Last October, Joc Pederson, after tallying four hits over the previous month, was nowhere to be found on the Dodgers’ National League Division Series roster. The Dodgers did not need him to sweep the Arizona Diamondbacks, though he returned for the National League Championship Series and helped the Dodgers advance to the World Series. When he started in the later rounds, he was placed near the bottom of the lineup, never batting higher than sixth.
A year later, Pederson has been front and center in the NLDS, serving as the Dodgers’ spark in the leadoff spot as they’ve built a 2-0 series lead over the Atlanta Braves.
Pederson followed his leadoff home run in Game 1 on Thursday — his franchise-record ninth in 2018 — with a leadoff double off Braves right-hander Anibal Sanchez in the Dodgers’ 3-0 Game 2 victory on Friday. He scored three batters later, when Manny Machado belted a two-out, two-run home run. Two games, two instant leads behind Pederson, who has no explanation for his success leading off games.
“Just try to get a good pitch and put a swing on it, man,” Pederson said. “I don’t know. Just try to keep it as simple as possible.”
Conventional leadoff hitters — the burners from yesteryear — have almost become obsolete in this stats-driven era. The 26-year-old Pederson is not that. But he also isn’t the on-base-machine clubs stick atop their lineups nowadays. He does not hit for a high batting average — this season’s .248 was a career-best — and he doesn’t walk at a high rate. The result: a .321 on-base percentage during the regular season, which dipped to .300 in his 59 starts as a leadoff man. The average on-base percentage across the majors was .318.
But the closest the Dodgers have to the new-age leadoff prototype is Justin Turner, who posted a .406 OBP this season, and the club has decided batting him second, where he has more chances to hit with runners on base, provides more value.
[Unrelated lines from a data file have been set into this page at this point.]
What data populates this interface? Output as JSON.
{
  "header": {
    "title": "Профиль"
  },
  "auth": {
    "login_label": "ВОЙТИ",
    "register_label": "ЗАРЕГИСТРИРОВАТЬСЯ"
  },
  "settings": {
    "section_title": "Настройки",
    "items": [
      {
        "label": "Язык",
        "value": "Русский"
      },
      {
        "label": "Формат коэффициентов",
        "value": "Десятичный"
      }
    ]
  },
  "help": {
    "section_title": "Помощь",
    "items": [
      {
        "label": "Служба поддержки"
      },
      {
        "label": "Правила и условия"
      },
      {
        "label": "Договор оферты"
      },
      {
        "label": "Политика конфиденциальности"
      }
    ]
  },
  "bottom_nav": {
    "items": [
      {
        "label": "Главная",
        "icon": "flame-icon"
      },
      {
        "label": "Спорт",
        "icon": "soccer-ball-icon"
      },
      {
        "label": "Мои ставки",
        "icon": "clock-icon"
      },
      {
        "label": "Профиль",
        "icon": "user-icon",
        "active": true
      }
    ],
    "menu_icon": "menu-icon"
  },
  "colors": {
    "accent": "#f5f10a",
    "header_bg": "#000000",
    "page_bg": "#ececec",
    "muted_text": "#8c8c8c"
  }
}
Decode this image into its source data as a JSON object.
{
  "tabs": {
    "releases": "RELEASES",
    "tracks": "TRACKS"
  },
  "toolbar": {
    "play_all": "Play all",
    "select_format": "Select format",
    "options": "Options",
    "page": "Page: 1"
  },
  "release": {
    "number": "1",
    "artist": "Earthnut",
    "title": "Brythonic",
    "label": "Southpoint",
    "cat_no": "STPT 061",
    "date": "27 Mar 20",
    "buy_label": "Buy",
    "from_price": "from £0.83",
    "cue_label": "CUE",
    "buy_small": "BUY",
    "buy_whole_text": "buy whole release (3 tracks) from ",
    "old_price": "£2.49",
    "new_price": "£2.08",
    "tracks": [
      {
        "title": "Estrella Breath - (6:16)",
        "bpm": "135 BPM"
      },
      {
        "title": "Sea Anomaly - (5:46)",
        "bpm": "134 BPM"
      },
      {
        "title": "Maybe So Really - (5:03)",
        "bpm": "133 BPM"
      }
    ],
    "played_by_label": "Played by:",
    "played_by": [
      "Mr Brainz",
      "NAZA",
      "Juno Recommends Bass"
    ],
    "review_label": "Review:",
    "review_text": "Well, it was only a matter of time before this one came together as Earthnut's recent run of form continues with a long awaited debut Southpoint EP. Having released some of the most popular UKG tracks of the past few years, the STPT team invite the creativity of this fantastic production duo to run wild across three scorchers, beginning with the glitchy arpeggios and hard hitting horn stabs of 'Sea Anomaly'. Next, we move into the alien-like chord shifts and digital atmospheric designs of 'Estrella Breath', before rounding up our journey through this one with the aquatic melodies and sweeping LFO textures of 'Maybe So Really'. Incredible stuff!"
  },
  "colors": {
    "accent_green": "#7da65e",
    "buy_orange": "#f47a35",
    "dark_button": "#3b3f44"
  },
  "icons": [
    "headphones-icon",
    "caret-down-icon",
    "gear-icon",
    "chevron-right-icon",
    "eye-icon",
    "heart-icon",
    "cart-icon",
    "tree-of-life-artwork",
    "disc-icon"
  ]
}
So when the Dodgers face a right-handed starting pitcher, the left-handed-hitting Pederson leads off. His weapon is his mammoth power and it is, for whatever reason, amplified in his first at-bat as a leadoff hitter. Pederson’s eight leadoff home runs during the regular season set the Dodgers’ club record. He added a ninth in Game 1 after falling behind 0-and-2 against All-Star right-hander Mike Foltynewicz. After the game, he was asked if he could explain the success. He was stumped.
“I hit before the game,” Pederson said. “So maybe I’m just a little fresher. I don’t know. So maybe I should start hitting before every at-bat. But yeah, no, I don’t know. I wish I had the answers and been able to do that in other at-bats as well.”
He settled for a double on Friday, just fair beyond Braves first baseman Freddie Freeman’s reach down the line. Dodger Stadium rocked. It exploded when Machado hooked a 3-and-0 cutter over the wall and handed Clayton Kershaw a two-run cushion.
“Getting the lead for one of the best pitchers in the game in the first inning definitely gives us a boost, gives us energy moving forward,” Machado said. “So we’re just excited that we got the lead early on and we’re able to feed off that.”
Pederson is 0 for 6 with a hit by pitch in his seven plate appearances beyond the first inning through the series’ first two games. Frustration boiled Friday, when he scorched a line drive right at second baseman Ozzie Albies to end the seventh inning. He flung his helmet a couple dozen feet.
But a year after watching the Dodgers sweep their way to the NLCS without him, Pederson has fueled the Dodgers’ offense from the jump, giving their pitching staff all it has needed to seize the first two games.